Report each line of the entries below that has the word "icon" in it.

Data records for software interfaces:
==========
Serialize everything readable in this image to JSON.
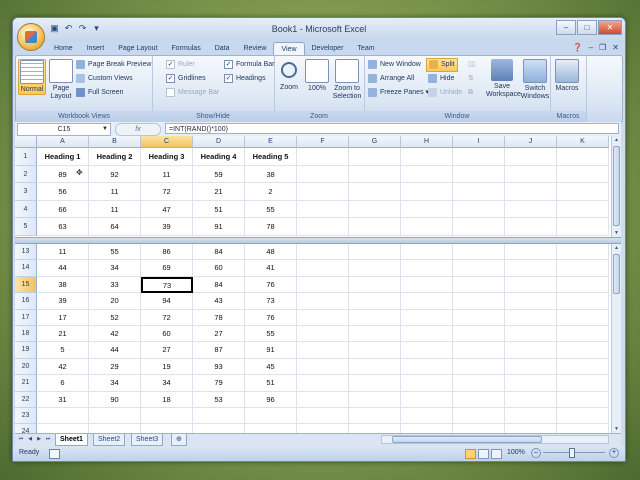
{
  "window": {
    "title": "Book1 - Microsoft Excel"
  },
  "qat": {
    "save_icon": "save-icon",
    "undo_icon": "undo-icon",
    "redo_icon": "redo-icon"
  },
  "tabs": [
    "Home",
    "Insert",
    "Page Layout",
    "Formulas",
    "Data",
    "Review",
    "View",
    "Developer",
    "Team"
  ],
  "active_tab": "View",
  "ribbon": {
    "workbook_views": {
      "label": "Workbook Views",
      "normal": "Normal",
      "page_layout": "Page Layout",
      "page_break_preview": "Page Break Preview",
      "custom_views": "Custom Views",
      "full_screen": "Full Screen"
    },
    "show_hide": {
      "label": "Show/Hide",
      "ruler": "Ruler",
      "gridlines": "Gridlines",
      "message_bar": "Message Bar",
      "formula_bar": "Formula Bar",
      "headings": "Headings"
    },
    "zoom": {
      "label": "Zoom",
      "zoom": "Zoom",
      "hundred": "100%",
      "zoom_to_selection": "Zoom to Selection"
    },
    "window": {
      "label": "Window",
      "new_window": "New Window",
      "arrange_all": "Arrange All",
      "freeze_panes": "Freeze Panes",
      "split": "Split",
      "hide": "Hide",
      "unhide": "Unhide",
      "save_workspace": "Save Workspace",
      "switch_windows": "Switch Windows"
    },
    "macros": {
      "label": "Macros",
      "macros": "Macros"
    }
  },
  "formula_bar": {
    "name_box": "C15",
    "fx": "fx",
    "formula": "=INT(RAND()*100)"
  },
  "columns": [
    "A",
    "B",
    "C",
    "D",
    "E",
    "F",
    "G",
    "H",
    "I",
    "J",
    "K"
  ],
  "selected_column": "C",
  "selected_row": "15",
  "top_pane": {
    "rows": [
      {
        "n": "1",
        "cells": [
          "Heading 1",
          "Heading 2",
          "Heading 3",
          "Heading 4",
          "Heading 5"
        ]
      },
      {
        "n": "2",
        "cells": [
          "89",
          "92",
          "11",
          "59",
          "38"
        ]
      },
      {
        "n": "3",
        "cells": [
          "56",
          "11",
          "72",
          "21",
          "2"
        ]
      },
      {
        "n": "4",
        "cells": [
          "66",
          "11",
          "47",
          "51",
          "55"
        ]
      },
      {
        "n": "5",
        "cells": [
          "63",
          "64",
          "39",
          "91",
          "78"
        ]
      }
    ]
  },
  "bottom_pane": {
    "rows": [
      {
        "n": "13",
        "cells": [
          "11",
          "55",
          "86",
          "84",
          "48"
        ]
      },
      {
        "n": "14",
        "cells": [
          "44",
          "34",
          "69",
          "60",
          "41"
        ]
      },
      {
        "n": "15",
        "cells": [
          "38",
          "33",
          "73",
          "84",
          "76"
        ]
      },
      {
        "n": "16",
        "cells": [
          "39",
          "20",
          "94",
          "43",
          "73"
        ]
      },
      {
        "n": "17",
        "cells": [
          "17",
          "52",
          "72",
          "78",
          "76"
        ]
      },
      {
        "n": "18",
        "cells": [
          "21",
          "42",
          "60",
          "27",
          "55"
        ]
      },
      {
        "n": "19",
        "cells": [
          "5",
          "44",
          "27",
          "87",
          "91"
        ]
      },
      {
        "n": "20",
        "cells": [
          "42",
          "29",
          "19",
          "93",
          "45"
        ]
      },
      {
        "n": "21",
        "cells": [
          "6",
          "34",
          "34",
          "79",
          "51"
        ]
      },
      {
        "n": "22",
        "cells": [
          "31",
          "90",
          "18",
          "53",
          "96"
        ]
      },
      {
        "n": "23",
        "cells": [
          "",
          "",
          "",
          "",
          ""
        ]
      },
      {
        "n": "24",
        "cells": [
          "",
          "",
          "",
          "",
          ""
        ]
      }
    ]
  },
  "sheets": [
    "Sheet1",
    "Sheet2",
    "Sheet3"
  ],
  "active_sheet": "Sheet1",
  "status": {
    "ready": "Ready",
    "zoom": "100%"
  },
  "colors": {
    "accent": "#f4c25e",
    "ribbon": "#dbe6f4"
  }
}
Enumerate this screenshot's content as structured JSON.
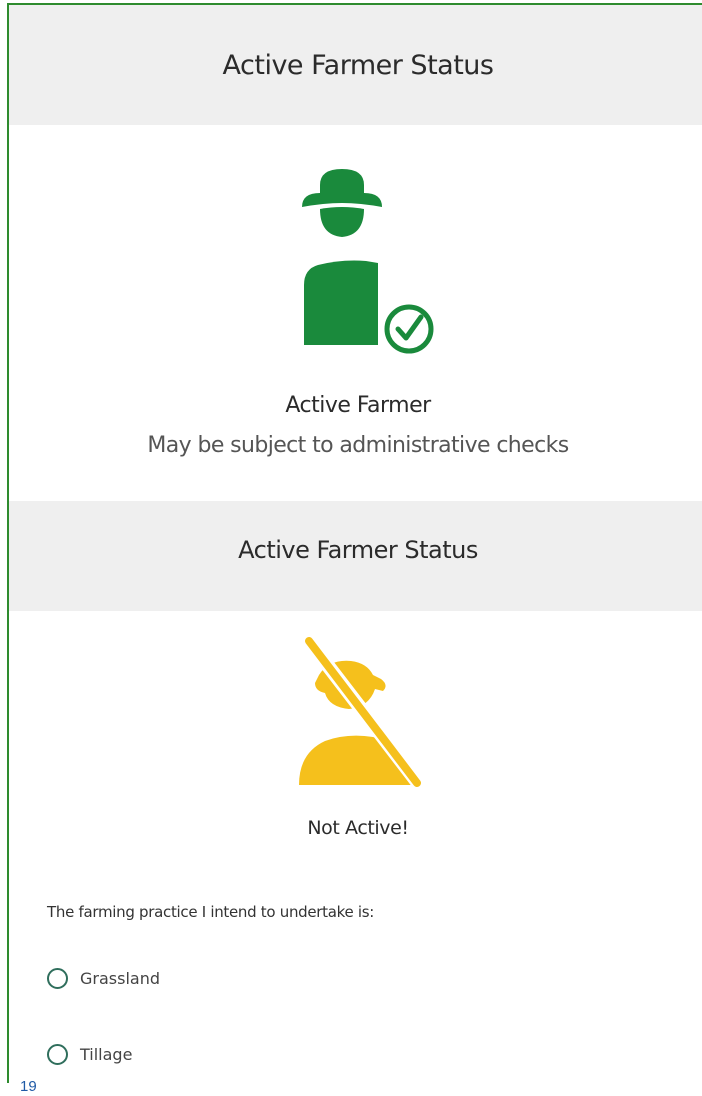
{
  "sections": {
    "active": {
      "header": "Active Farmer Status",
      "status_title": "Active Farmer",
      "status_subtitle": "May be subject to administrative checks",
      "icon": "farmer-check-icon",
      "color": "#1a8a3c"
    },
    "inactive": {
      "header": "Active Farmer Status",
      "status_title": "Not Active!",
      "icon": "farmer-crossed-icon",
      "color": "#f5c01c"
    }
  },
  "question": {
    "text": "The farming practice I intend to undertake is:",
    "options": [
      {
        "label": "Grassland",
        "selected": false
      },
      {
        "label": "Tillage",
        "selected": false
      }
    ]
  },
  "page_number": "19",
  "colors": {
    "frame_border": "#2e8b2e",
    "header_bg": "#efefef",
    "radio": "#2f6e5c",
    "page_number": "#1f5aa6"
  }
}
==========
**Written response:**
    "save_icon": "save-icon",
    "undo_icon": "undo-icon",
    "redo_icon": "redo-icon"
      "icon": "farmer-check-icon",
      "icon": "farmer-crossed-icon",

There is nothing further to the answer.